Marlowe's strength was not that of intensity in the sense of concentration. It consisted in the power of accumulation which conquers by repeated blows. His details are often hyperbolical, and his characters, divorced from the action and the surrounding figures, are little better than superb exaggerations of humanity. His plays will not bear this kind of dissection: they must be grasped as a whole in the entirety of their burning passion and Titanic energies. The design is always vast, and commands attention by its breadth and boldness. There is a barbaric grandeur in Tamburlaine, which seizes forcibly on the imagination, in spite of the means by which it is brought about. It is preposterous enough to see Tamburlaine drawn in his chariot by captive kings with bits in their mouths, and to hear him reproaching them for not going faster than twenty miles a day; yet there is something almost sublime in the conception of vanquishing entire regions, carrying victory into remote countries almost with the certainty of fate, and then exhibiting to the world the emblems of this mighty power in the persons of the harnessed kings. It may awaken ludicrous, associations to hear Tamburlaine's expression of surprise when he feels the approach of sick

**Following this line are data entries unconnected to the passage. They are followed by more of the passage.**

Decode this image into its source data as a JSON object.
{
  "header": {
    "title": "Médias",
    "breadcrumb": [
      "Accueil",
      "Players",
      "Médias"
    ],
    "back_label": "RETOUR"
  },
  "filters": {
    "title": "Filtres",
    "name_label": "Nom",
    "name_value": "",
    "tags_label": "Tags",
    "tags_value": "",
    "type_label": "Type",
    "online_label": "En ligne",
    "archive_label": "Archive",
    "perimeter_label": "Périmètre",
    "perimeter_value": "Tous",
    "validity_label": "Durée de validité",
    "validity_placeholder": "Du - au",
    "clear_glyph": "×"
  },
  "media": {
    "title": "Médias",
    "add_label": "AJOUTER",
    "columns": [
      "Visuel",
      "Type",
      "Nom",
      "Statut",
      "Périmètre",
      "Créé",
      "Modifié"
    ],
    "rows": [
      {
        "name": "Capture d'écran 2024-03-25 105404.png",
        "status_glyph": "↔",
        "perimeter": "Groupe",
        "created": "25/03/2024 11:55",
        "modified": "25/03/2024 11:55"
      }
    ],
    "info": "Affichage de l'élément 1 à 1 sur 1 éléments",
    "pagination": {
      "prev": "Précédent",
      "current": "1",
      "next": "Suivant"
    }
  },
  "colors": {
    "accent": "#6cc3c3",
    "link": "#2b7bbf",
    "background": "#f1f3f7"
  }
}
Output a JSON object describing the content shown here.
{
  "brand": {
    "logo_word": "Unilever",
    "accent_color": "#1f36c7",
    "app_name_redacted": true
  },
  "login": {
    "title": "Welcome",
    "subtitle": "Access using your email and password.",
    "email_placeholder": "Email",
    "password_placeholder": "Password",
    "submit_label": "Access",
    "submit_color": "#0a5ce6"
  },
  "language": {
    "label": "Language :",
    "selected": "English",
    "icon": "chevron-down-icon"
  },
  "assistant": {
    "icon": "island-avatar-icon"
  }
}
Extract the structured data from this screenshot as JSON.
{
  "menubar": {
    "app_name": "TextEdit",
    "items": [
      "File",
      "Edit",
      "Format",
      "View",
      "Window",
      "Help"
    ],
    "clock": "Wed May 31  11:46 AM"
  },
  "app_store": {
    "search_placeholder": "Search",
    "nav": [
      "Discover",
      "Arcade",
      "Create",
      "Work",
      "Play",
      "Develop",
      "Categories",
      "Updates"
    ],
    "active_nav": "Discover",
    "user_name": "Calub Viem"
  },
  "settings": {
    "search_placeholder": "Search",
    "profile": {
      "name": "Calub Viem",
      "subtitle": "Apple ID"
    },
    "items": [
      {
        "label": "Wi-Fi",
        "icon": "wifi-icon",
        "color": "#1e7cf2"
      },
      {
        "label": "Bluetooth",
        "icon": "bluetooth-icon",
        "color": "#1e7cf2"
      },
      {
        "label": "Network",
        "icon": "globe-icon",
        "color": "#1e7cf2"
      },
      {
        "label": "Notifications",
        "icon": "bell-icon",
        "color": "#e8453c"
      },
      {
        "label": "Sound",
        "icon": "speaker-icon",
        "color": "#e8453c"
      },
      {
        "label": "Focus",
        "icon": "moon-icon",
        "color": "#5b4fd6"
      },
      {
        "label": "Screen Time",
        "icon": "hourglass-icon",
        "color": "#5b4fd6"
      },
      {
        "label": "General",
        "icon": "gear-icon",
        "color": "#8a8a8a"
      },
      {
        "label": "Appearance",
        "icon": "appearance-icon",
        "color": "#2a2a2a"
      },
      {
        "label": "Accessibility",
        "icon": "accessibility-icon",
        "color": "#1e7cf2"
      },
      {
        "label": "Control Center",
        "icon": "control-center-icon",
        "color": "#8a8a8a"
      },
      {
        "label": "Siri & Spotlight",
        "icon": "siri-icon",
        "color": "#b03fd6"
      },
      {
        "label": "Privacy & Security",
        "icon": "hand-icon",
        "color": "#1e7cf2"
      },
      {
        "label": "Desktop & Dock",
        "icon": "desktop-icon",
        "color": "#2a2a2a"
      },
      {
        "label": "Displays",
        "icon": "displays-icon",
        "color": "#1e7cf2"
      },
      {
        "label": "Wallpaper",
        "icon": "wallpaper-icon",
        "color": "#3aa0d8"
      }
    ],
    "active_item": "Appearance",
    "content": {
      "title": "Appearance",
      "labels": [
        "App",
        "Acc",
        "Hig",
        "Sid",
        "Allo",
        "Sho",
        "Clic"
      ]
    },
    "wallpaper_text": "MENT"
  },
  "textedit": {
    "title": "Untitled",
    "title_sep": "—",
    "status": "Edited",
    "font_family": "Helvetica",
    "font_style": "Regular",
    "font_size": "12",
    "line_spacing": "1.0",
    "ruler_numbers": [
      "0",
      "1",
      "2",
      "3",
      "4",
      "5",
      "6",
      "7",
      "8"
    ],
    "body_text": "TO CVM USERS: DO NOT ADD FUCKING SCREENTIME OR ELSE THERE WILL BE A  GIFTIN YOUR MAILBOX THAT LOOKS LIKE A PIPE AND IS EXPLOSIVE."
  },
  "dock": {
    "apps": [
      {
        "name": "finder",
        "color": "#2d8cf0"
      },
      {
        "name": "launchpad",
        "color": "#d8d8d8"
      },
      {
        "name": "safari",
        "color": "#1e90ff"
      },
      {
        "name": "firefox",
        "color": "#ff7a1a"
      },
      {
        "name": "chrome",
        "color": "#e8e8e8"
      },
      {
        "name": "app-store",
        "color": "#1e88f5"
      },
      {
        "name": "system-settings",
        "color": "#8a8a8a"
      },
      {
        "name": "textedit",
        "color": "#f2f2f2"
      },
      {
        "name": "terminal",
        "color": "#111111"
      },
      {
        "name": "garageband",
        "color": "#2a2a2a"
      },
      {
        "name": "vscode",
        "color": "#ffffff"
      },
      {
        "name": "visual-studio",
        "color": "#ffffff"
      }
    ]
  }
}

ness, as if he who had overawed mortality in others must himself be immortal; and his proposal to go forth and fight Death, as he had fought other enemies, is simply absurd; but it is a stroke of genius, in immediate relation with all this, to represent Death as being afraid to come too near him, and making his approaches as it were by stealth, every time Tamburlaine turns aside his head. The manner in which Faustus sells himself to the devil will make the modern reader smile; but assuredly the heaping up of the horrors, hour after hour, as the moment when the forfeit is to be paid draws near, is profoundly tragical.
The poems that are not dramatic possess all of Marlowe's excellences liberated from his excesses. The most important of them is Hero and Leander. How admirably it is executed will be felt upon reaching the continuation by “cloud-grappling Chapman," who, though possessing great original powers, falls infinitely short of the luxury of description and exquisite versification of his predecessor. The Song of the Passionate Shepherd, which has retained its popularity for nearly three hundred years, is the best known, as it is one of the most beautiful, of Marlowe's compositions. To these is added, in the present volume, a translation of The First Book of Lucan, which presents especial claims to preservation as the secord example of the kind in English, and as affording, by its closeness, being rendered line for line, a curious means of comparison with the more elaborate version of Rowe. Marlowe also produced a translation of Ovid's Elegies, which the Bishops ordered to be burnt for its licentiousness.